Humbled Guerrieri prepared to fulfill potential

Tommy John recovery nearly complete, Rays prospect focusing on maturity

Humbled Guerrieri prepared to fulfill potential

PORT CHARLOTTE, Fla. -- A step backward isn't always bad. For a pitcher with special talents who needed to mature, it might actually be a blessing.

Heading into the 2013 season, Taylor Guerrieri appeared to be on the fast track in the Rays' organization. The right-hander had three quality pitches, including a true "yellow hammer," or a curve that drops off the table.

A curveball is almost old school these days, given the propensity of pitchers who opt for the easier-to-learn slider. Guerrieri's curve came to him the old fashioned way: He played catch with his father in the yard.

"It was kind of self taught," Guerrieri said. "My dad and I would always play catch, and I would kind of spin some curveballs using this funky grip."

Guerrieri couldn't find a baseball to demonstrate his grip to a visitor, so he showed how he stacks one finger on top of another to grip the pitch.
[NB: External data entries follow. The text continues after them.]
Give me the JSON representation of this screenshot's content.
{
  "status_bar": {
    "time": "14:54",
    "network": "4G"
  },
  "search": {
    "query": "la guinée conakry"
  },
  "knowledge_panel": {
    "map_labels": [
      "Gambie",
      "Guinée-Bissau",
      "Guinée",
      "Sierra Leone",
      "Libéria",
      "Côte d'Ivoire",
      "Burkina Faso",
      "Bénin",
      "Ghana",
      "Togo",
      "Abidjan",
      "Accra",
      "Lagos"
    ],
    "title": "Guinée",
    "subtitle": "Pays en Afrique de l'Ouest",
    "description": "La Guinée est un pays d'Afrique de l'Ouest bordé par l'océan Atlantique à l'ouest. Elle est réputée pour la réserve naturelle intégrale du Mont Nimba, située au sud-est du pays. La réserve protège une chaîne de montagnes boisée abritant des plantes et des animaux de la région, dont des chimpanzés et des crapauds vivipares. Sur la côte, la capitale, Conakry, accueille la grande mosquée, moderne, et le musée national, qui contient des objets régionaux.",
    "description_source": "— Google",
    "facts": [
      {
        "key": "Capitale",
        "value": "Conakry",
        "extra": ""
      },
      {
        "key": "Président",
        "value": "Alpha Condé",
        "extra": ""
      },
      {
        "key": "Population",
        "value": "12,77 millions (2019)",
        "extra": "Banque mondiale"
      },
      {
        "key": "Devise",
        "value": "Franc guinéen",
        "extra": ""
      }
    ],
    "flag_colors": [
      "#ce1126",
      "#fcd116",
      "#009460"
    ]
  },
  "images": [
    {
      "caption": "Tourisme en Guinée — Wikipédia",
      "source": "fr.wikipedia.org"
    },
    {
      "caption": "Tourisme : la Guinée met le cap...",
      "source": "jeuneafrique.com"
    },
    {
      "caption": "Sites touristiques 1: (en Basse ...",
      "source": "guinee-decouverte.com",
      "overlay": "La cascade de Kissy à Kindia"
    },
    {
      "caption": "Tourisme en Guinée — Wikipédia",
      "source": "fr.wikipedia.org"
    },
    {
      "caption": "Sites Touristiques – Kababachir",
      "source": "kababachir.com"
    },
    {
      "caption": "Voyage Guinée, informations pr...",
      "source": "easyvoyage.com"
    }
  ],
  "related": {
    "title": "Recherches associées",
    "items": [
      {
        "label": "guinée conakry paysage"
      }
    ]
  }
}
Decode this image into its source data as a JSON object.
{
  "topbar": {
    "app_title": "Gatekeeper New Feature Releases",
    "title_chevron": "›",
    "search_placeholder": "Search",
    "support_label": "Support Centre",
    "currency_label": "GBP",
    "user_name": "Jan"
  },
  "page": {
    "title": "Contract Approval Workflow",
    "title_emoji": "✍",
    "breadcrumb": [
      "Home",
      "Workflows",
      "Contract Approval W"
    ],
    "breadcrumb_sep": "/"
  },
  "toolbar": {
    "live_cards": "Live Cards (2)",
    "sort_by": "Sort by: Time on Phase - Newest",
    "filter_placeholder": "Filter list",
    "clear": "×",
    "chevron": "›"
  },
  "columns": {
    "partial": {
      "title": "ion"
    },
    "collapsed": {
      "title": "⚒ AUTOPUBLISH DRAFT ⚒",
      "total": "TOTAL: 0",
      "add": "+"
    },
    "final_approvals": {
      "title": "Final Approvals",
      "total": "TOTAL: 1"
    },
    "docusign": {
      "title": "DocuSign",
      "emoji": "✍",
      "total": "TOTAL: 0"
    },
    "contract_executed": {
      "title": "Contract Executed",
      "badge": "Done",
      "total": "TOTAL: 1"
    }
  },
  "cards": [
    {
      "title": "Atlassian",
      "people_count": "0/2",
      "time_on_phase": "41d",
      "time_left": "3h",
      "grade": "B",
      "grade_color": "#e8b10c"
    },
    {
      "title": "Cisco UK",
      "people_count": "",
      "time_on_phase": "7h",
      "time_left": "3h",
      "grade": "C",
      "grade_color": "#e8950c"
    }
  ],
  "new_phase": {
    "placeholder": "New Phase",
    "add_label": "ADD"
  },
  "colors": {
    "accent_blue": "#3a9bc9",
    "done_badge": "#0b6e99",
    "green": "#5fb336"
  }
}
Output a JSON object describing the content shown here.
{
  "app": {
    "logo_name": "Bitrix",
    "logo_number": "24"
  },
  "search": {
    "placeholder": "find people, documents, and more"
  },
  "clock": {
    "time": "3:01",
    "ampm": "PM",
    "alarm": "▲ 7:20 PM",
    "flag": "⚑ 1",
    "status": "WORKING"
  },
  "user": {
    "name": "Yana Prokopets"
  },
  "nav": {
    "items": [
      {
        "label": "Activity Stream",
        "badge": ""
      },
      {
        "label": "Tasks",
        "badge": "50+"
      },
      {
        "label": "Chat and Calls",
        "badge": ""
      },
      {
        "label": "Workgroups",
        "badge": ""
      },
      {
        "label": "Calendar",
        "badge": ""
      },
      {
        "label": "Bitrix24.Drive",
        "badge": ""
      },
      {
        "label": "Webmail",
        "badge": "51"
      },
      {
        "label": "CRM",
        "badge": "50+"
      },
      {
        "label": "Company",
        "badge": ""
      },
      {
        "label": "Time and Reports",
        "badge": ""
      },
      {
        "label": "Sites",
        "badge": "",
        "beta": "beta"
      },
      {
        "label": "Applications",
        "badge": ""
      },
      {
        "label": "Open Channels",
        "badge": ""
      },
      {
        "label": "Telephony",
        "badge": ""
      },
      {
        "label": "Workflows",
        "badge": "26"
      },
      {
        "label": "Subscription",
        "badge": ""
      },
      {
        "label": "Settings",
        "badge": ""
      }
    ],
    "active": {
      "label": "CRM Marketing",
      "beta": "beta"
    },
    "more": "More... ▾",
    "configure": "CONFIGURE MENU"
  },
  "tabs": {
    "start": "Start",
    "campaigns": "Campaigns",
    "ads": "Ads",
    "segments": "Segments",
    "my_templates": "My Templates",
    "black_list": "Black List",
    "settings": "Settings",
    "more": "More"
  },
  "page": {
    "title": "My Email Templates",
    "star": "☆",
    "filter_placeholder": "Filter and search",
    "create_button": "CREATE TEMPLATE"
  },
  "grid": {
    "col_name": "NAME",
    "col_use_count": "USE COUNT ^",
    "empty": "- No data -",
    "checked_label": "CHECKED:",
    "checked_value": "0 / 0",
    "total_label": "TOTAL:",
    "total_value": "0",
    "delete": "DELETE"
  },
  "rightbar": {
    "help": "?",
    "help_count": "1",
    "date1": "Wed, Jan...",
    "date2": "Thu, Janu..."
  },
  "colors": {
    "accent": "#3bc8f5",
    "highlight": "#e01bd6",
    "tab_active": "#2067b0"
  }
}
"I've had that same curveball since I was about 13 years old," said Guerrieri, flashing a lazy grin.

Guerrieri was selected by Tampa Bay out of Spring Valley (S.C.) High School with the 24th overall pick in the 2011 First-Year Player Draft. In his first full season in the organization, Guerrieri went 1-2 with a 1.04 ERA across 12 starts for Class A Short-Season Hudson Valley. Guerrieri struck out 45 and walked just five in 52 innings.

"When he was pitching for Hudson Valley [in 2012], you saw superior stuff and 'Major Leagues' written all over him," Rays farm director Mitch Lukevics said. "He has plus-plus stuff. Plus-plus fastball, curveball and changeup. And he showed that that year in Hudson Valley."

Guerrieri had a different look the following year at Class A Bowling Green.

"He wasn't the same at Bowling Green," Lukevics said. "You wondered if something was going on. You ask him, and he tells you he feels all right."

Something seemingly had to be wrong, and something was.

"My elbow was kind of bothering me," Guerrieri said. "There were a lot of times when I was afraid to throw the curveball because I was scared the elbow was going to go. So I was fastball-changeup. And when I did throw my curveball, I hit [10] guys with it. It wasn't much of an out pitch. I kind of just put it in my back pocket. Finally, it just went."

Guerrieri's right elbow needed Tommy John surgery -- not exactly the kind of news a 20-year-old pitcher wants to hear, particularly one who chose to play professionally rather than go the college route.

"It's difficult [to face]," Guerrieri said. "Surgery is definitely not anything a young athlete wants to go through. You'd love to have just a clean slate of health."

Tommy John surgery is perceived almost as a way station before pitchers head back to the mound stronger than before. That perception lives for everybody except those having the surgery.

"A lot of people will say they've perfected it, but everybody handles it differently," Guerrieri said. "I know some guys in the system who have had it and had no setbacks. Another 50 percent of the guys have had it and it's an 18-month process instead of 12. It's completely different for different guys."

Guerrieri ranks No. 3 on Tampa Bay's Top 20 Prospects list, so there were obvious concerns about the risk involved with his surgery, and other concerns followed when he was handed a 50-game suspension for violating the Minor League Drug Prevention and Treatment Program. Guerrieri already had somewhat of a bad boy reputation, which many speculated was the reason the Rays were able to draft someone with his talent so late in the first round. The suspension only added to the idea that Guerrieri needed to clean up his act.

"One of the things with these young high school kids -- for the most part, they have a lot of growing up to do," Lukevics said. "When Taylor got here, he had a lot of growing up to do."

Guerrieri understands the reputation he's earned, and he knows his only option is to wear it.

"I'm just really trying to stay positive throughout this whole process," Guerrieri said. "I'm always going to be that guy now. I put myself in that situation, and I'm just going to try and move past it."

Lukevics did not make excuses for Guerrieri's mistakes, but he did allow that "kids make mistakes."

"We continue to try and educate our players prior, during and after," Lukevics said. "And what takes place, we tell them, 'You made a mistake, young man. Make good on it. You have your whole life ahead of you, a whole career ahead of you. Is this what you really want in life? If so, make good on the task at hand and move forward.'"

Guerrieri now appears to be doing just that. He has served his suspension and is in the final stages of his elbow rehab. The right-hander should be ready to go by Spring Training, and when Guerrieri takes the mound again, he will move forward with a fresh perspective and a greater appreciation for what he does for a living.

"I want to stay healthy," Guerrieri said. "I never want to go through this process again. And I've made great strides in my work ethic, my personality, too. Being injured will definitely humble you. All around, I would say it's a good thing that it happened."

Bill Chastain is a reporter for MLB.com. This story was not subject to the approval of Major League Baseball or its clubs.